"It worked out pretty well," said Wilson when asked if he was ready to be a head coach at the Big 8 level at such a tender age. "The circumstances were right. K-State was right in the middle of Title IX, so they were looking to save money wherever they could. I'd proven to be good at a couple things like cleaning the stadium, doing some fund raising, and working long hours, plus they knew I had purple in my veins. I just happened to be at the right place at the right time."
Wilson had less than four baseball scholarships to divide among a 30-man roster, but he chuckles about the total education provided to these Wildcats of the mid-1970s.
"Our players painted what needed to be painted, and we loaded pickups with sod and sodded the field," said Wilson. "Then when we needed bleachers, we would go over to Ahearn to tear down several sections of bleachers and then put them back up at the baseball field."
It was also under Wilson's supervision that the backdrop of evergreen trees to Frank Myers Field were planted over four decades ago.
And, it was also Wilson that recruited Kansas State's two highest profile pitchers not named Elden Auker. Those right-handers were Ted Power and Andy Replogle. Power went on to a 13-year Major League career, while to this day Replogle holds Kansas State records for complete games, career wins and career strikeouts. Both were on minimal scholarships.

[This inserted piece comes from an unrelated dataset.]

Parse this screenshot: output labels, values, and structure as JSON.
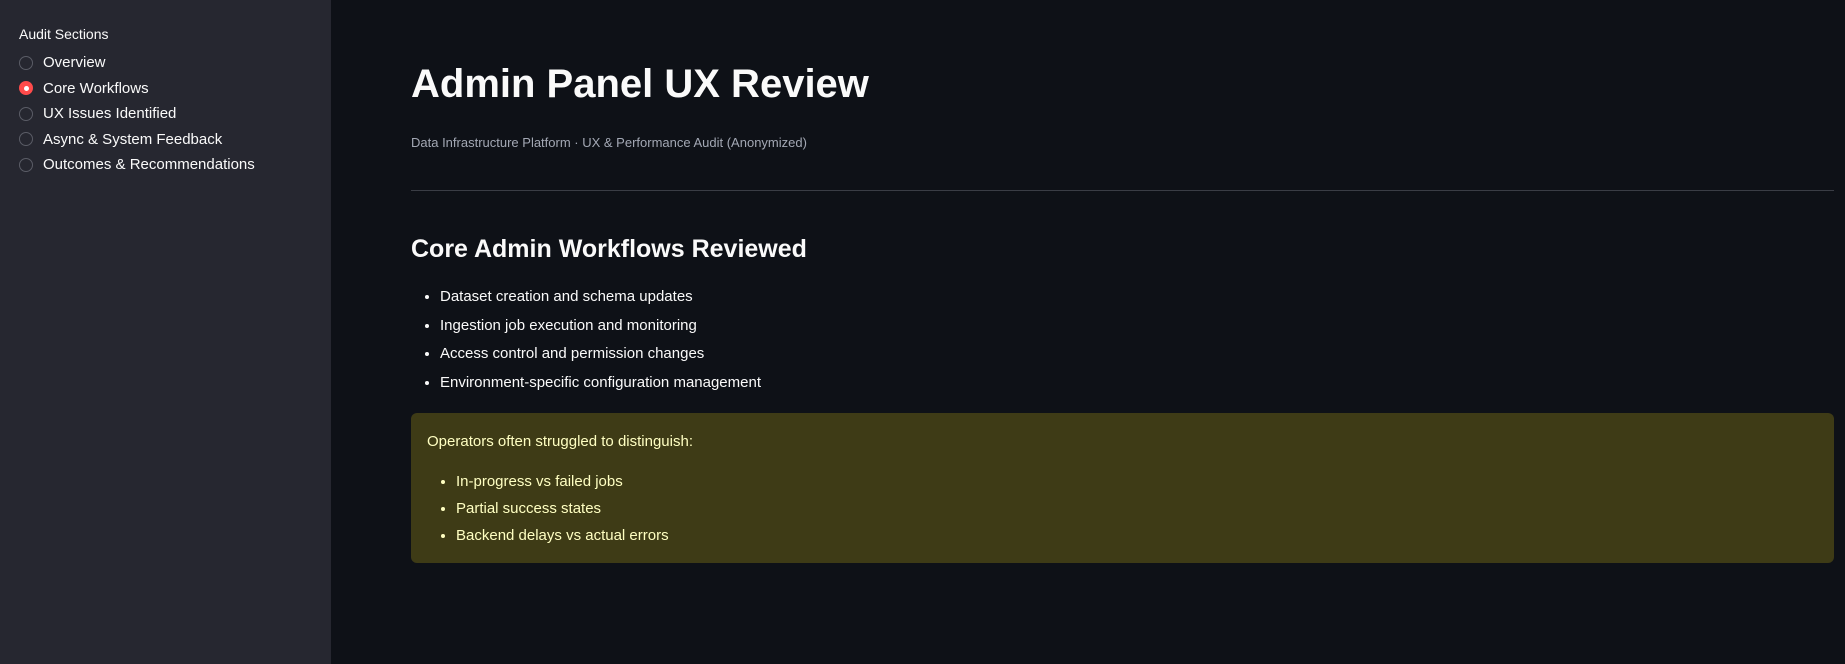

With a tone of satisfaction, Wilson said, "Enos Semore (Oklahoma's coach) used to laugh at me because of our facility and the fact that he had over 10 times the money we did, but we had pretty good success with limited resources."
STILL COACHING TODAY

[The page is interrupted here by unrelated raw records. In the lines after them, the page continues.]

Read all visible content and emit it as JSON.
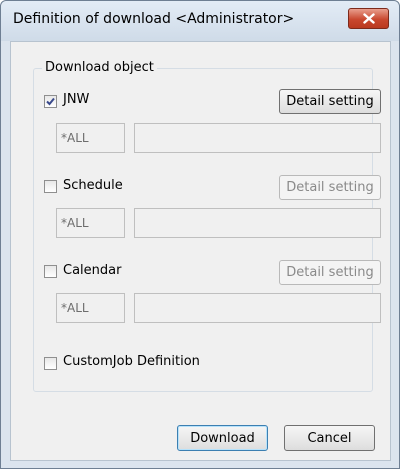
{
  "window": {
    "title": "Definition of download <Administrator>"
  },
  "icons": {
    "close": "close-icon",
    "check": "checkmark-icon"
  },
  "group": {
    "label": "Download object"
  },
  "items": [
    {
      "label": "JNW",
      "checked": true,
      "detail_label": "Detail setting",
      "detail_enabled": true,
      "code_value": "*ALL",
      "desc_value": ""
    },
    {
      "label": "Schedule",
      "checked": false,
      "detail_label": "Detail setting",
      "detail_enabled": false,
      "code_value": "*ALL",
      "desc_value": ""
    },
    {
      "label": "Calendar",
      "checked": false,
      "detail_label": "Detail setting",
      "detail_enabled": false,
      "code_value": "*ALL",
      "desc_value": ""
    }
  ],
  "custom_job": {
    "label": "CustomJob Definition",
    "checked": false
  },
  "buttons": {
    "download": "Download",
    "cancel": "Cancel"
  }
}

After leaving K-State following the 1977 season, Wilson began a three-year stint as director of athletics at Fort Hays State University - "I wanted to be another Ernie Barrett," he said - which was followed by purchasing from Brasher the prestigious "Sho-Me Baseball Camp" in Branson, Mo.
With the itch to coach again, Wilson joined the North Arkansas College family, which is a Division III junior college located south of Branson in Harrison, Ark.
Twenty-two seasons later, Wilson is still at the school and recently recognized for his 700th Northark Pioneer coaching win, which ran his career total to 858 (and counting) as a head coach at all levels.
"This is the purest form of baseball," said the 67-year-old Wilson, who has produced 15 players who have played at some level of professional baseball. "We offer no scholarships, so everyone is at the same level. You're teaching the game to a lot of small-town kids who haven't played many games and we give them the opportunity to play a lot. In the fall we'll scrimmage all day - some days 36 innings - so there's the opportunity to get better. We may not be as talented at the beginning, but we're hungry to learn."
That learning extends to the classroom where, as Wilson says, "I am the physical education department" teaching up to 15 academic hours per week in first aid, sports officiating and baseball theory.
"Our classes are small, so you know the name of everyone who comes through the door," Wilson said. "We offer a wide range of classes, which includes the technical side. If you want to be a welder, you can do that and be a baseball player, too."
On the field, Wilson laughs when comparing today's player to that of yesteryear.
"The baseball is the same," he said. "The haircuts are different, the earrings are different and the tattoos are different, but the game of baseball, and how you teach it, hasn't changed. I'm still having a lot of fun with it."